#### RECORDS SHOWN:
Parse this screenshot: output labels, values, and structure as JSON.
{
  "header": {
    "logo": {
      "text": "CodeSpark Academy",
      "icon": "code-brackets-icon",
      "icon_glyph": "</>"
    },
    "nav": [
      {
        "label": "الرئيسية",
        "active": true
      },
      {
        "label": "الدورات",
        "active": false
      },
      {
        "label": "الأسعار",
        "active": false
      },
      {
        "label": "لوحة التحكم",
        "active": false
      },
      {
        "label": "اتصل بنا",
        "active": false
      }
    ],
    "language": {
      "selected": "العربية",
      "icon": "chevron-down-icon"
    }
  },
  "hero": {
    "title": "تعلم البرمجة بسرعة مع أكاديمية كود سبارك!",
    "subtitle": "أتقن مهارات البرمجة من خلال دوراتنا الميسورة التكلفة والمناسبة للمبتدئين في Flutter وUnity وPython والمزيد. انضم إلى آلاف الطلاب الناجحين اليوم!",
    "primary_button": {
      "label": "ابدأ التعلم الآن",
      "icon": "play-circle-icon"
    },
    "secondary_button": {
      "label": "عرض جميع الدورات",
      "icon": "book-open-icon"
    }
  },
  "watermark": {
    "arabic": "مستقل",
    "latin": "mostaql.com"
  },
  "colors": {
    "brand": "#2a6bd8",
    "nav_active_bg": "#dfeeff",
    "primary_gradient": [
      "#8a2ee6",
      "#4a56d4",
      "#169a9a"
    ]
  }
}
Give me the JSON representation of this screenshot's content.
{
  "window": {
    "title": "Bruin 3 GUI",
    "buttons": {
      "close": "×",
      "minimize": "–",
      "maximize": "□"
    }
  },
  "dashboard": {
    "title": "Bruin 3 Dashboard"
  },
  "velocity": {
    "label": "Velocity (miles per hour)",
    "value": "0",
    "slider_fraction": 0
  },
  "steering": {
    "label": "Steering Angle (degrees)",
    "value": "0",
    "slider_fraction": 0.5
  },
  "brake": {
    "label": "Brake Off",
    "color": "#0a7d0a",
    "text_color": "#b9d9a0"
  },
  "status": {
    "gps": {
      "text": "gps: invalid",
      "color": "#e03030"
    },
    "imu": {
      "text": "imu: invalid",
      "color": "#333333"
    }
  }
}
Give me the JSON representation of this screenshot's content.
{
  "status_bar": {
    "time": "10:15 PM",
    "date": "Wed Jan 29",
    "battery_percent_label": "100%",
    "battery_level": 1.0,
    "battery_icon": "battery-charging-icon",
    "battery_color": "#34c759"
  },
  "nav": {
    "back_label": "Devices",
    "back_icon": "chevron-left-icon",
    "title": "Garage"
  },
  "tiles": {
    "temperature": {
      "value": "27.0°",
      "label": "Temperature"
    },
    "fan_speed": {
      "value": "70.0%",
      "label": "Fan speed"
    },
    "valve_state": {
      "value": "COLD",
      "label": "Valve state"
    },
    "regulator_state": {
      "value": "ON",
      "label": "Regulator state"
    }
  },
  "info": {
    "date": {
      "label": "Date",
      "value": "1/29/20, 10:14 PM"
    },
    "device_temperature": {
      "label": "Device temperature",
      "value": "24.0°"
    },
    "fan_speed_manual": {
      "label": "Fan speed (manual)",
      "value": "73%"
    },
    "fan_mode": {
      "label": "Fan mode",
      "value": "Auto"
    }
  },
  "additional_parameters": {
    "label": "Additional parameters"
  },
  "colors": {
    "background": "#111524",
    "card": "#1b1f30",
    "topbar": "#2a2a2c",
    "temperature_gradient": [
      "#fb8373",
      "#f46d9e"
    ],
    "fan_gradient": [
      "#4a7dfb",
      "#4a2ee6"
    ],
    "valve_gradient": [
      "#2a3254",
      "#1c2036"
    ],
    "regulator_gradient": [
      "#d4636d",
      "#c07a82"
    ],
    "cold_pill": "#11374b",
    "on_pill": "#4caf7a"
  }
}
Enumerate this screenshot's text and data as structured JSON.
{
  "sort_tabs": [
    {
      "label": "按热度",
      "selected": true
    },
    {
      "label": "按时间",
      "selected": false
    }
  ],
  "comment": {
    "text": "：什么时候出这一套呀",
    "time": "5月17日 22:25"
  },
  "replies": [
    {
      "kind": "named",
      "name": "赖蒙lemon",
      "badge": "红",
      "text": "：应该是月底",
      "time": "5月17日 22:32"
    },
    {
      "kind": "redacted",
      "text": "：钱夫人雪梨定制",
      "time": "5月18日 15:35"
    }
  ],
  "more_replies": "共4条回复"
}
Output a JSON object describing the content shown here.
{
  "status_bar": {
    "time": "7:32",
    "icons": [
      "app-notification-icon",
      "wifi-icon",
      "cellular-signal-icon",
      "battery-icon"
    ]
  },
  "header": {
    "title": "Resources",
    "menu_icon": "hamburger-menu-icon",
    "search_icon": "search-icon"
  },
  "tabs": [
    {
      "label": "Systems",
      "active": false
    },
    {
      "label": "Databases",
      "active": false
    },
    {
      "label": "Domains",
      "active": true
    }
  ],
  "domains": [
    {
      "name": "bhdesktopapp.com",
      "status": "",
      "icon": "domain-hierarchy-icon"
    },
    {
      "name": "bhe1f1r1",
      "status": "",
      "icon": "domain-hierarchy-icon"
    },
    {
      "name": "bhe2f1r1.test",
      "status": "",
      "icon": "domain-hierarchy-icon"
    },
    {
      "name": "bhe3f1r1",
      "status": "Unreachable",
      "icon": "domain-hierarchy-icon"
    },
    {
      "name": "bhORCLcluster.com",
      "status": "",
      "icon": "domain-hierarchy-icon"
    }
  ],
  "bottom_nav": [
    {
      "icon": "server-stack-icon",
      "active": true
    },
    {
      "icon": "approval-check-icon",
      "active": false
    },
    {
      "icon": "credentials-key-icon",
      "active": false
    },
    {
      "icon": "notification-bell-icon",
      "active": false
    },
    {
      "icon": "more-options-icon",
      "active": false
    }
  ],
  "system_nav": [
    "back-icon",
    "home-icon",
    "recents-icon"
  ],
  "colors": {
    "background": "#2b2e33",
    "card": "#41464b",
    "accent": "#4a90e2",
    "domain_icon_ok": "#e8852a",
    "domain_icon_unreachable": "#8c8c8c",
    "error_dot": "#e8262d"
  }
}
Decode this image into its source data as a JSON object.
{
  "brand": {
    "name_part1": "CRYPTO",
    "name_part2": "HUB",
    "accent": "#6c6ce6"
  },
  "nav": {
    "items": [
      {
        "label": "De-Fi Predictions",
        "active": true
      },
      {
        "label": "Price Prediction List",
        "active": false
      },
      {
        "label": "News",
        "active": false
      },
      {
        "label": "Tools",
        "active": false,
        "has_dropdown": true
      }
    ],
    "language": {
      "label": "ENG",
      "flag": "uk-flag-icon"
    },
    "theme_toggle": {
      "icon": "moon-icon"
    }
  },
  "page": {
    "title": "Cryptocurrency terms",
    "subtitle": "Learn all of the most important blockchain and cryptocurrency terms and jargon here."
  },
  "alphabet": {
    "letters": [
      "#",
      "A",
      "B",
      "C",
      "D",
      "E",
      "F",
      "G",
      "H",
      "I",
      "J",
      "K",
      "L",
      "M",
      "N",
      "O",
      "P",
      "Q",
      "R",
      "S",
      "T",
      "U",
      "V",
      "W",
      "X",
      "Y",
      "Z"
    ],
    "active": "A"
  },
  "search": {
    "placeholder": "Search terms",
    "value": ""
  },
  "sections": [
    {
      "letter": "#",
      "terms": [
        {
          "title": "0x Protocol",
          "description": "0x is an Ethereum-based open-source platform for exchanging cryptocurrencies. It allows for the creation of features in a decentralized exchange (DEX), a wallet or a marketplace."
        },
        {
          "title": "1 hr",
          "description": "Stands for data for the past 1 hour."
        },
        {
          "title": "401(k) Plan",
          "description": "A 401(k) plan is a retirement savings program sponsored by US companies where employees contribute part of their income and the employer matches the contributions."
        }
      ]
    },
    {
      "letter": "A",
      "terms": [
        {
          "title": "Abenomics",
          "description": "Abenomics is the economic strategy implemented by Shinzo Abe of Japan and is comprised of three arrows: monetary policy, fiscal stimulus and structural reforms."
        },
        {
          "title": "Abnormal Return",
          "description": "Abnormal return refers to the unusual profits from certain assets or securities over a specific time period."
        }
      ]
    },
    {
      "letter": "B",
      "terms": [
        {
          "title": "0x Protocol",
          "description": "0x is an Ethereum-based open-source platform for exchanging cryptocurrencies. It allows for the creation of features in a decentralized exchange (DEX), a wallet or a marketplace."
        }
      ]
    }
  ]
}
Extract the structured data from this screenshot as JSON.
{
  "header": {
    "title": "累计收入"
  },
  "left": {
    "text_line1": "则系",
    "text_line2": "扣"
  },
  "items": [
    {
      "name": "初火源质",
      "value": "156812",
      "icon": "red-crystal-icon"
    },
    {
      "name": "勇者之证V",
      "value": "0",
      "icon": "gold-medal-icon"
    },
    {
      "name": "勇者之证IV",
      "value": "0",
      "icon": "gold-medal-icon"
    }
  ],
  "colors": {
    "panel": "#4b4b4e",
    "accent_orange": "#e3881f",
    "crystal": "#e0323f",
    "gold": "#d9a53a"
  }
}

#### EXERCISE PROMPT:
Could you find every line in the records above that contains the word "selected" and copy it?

#### ANSWER SECTION:
      "selected": "العربية",
      "selected": true
      "selected": false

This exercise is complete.